A team of scientists at the University of Warsaw in Poland received the Medicine Prize for showing that when patients undergo some forms of toxic chemotherapy, they suffer fewer harmful side effects when ice cream replaces one traditional component of the procedure. 

Ice cream was effective as cryotherapy and can be used in treating oral mucositis (OM) - instead of ice chips or ice cubes . OM is a common side effect in patients receiving high dose melphalan after autologous haematopoietic stem cell transplantation and can be severe. Patients who received ice cream as popsicles during melphalan infusion had a lower incidence of mucositis and almost no grade III and IV mucositis. 

"Ice creams are commonly used in patients who already have mucositis - we used them to prevent one. We tried different ones - chocolate, fruit popsicles and sorbets. Basically every type works - as long as the patients receive it. After the procedure many patients would remember not the chemo, but the ice cream. I think the most important thing is to remind us that simple things such as cryotherapy have an impact on patients' wellbeing after chemotherapy" said Profesor Emilian Snarski.

The results of this prize winning study were published on November 18, 2021 in Scientific Reports (Nature):
Ice-cream used as cryotherapy during high-dose melphalan conditioning reduces oral mucositis after autologous hematopoietic stem cell transplantation
Authors: Marcin Jasiński, Martyna Maciejewska, Anna Brodziak, Michał Górka, Kamila Skwierawska, Wiesław W. Jędrzejczak, Agnieszka Tomaszewska, Grzegorz W. Basak & Emilian Snarski

* The Ig Nobel Prize is a satiric prize, organized by the scientific humor magazine, Annals of Improbable Research.

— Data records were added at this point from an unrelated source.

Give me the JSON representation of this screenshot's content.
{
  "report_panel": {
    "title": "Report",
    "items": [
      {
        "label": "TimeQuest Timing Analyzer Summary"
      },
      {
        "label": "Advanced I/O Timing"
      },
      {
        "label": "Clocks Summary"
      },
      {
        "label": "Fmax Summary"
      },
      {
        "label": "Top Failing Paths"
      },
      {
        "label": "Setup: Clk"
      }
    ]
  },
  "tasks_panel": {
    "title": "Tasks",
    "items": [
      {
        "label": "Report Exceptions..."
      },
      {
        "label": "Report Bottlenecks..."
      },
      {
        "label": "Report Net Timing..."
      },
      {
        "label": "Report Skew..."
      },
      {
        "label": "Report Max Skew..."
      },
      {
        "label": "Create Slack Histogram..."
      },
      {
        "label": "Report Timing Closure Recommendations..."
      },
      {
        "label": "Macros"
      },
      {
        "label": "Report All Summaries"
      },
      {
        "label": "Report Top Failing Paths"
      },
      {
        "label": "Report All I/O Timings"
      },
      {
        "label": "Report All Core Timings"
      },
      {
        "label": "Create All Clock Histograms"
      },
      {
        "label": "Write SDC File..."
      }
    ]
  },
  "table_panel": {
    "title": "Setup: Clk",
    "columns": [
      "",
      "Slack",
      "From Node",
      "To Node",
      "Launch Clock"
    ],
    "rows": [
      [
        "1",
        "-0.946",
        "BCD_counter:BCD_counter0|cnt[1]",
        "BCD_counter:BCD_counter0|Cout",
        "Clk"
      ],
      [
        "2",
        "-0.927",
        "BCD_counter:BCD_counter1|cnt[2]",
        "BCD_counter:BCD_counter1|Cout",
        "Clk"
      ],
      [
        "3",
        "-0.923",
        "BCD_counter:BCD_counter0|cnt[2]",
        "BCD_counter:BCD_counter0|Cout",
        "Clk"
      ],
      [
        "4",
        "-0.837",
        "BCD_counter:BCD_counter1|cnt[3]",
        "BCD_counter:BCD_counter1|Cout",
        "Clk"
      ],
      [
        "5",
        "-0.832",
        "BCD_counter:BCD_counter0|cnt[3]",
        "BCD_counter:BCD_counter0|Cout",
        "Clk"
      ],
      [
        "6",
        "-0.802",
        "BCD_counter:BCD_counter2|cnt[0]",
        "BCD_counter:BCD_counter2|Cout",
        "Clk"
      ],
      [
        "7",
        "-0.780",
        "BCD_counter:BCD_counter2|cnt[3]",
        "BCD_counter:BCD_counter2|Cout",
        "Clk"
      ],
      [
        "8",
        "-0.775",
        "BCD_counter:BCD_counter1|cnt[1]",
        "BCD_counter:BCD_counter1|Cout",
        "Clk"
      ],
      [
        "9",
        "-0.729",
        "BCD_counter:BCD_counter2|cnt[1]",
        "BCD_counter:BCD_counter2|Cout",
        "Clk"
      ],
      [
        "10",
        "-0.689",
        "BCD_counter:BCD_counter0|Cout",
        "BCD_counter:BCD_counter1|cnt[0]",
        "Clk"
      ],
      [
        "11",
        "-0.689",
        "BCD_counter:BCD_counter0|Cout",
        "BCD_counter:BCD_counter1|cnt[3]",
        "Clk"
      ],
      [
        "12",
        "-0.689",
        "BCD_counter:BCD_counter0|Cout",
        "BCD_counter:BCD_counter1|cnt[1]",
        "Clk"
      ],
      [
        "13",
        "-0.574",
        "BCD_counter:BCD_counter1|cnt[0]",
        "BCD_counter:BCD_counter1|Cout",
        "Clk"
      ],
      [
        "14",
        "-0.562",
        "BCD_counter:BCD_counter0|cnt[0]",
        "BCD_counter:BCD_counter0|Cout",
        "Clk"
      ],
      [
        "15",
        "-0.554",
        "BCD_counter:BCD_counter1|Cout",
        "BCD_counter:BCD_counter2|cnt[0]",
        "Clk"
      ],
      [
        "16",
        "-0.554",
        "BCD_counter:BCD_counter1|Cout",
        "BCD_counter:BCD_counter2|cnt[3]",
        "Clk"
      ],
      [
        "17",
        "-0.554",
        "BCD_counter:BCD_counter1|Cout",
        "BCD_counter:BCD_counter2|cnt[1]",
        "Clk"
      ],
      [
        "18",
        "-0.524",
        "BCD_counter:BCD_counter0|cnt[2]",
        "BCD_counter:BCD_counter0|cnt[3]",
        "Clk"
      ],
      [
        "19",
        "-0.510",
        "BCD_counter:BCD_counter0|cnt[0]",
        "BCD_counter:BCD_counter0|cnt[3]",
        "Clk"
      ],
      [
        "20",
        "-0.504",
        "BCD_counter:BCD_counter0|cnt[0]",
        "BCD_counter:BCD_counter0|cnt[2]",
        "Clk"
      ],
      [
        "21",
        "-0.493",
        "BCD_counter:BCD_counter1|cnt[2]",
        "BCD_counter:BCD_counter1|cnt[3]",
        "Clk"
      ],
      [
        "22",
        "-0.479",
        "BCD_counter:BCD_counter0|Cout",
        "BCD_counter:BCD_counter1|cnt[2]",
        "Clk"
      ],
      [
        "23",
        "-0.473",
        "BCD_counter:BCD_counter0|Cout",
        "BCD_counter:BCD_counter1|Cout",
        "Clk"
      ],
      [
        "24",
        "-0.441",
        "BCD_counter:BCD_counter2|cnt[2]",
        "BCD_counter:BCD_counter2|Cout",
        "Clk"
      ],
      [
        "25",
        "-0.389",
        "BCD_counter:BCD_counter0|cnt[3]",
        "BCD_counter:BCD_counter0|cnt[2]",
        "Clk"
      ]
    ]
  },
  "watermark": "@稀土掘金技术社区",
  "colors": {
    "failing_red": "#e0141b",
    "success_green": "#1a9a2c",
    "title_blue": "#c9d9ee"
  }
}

It has been awarded annually since 1991 to celebrate ten unusual or trivial achievements in scientific research. Its aim is to "honor achievements that first make people laugh, and then make them think." The name of the award is a pun on the Nobel Prize, which it parodies, and on the word ignoble ("not noble"). (Source Wikipedia: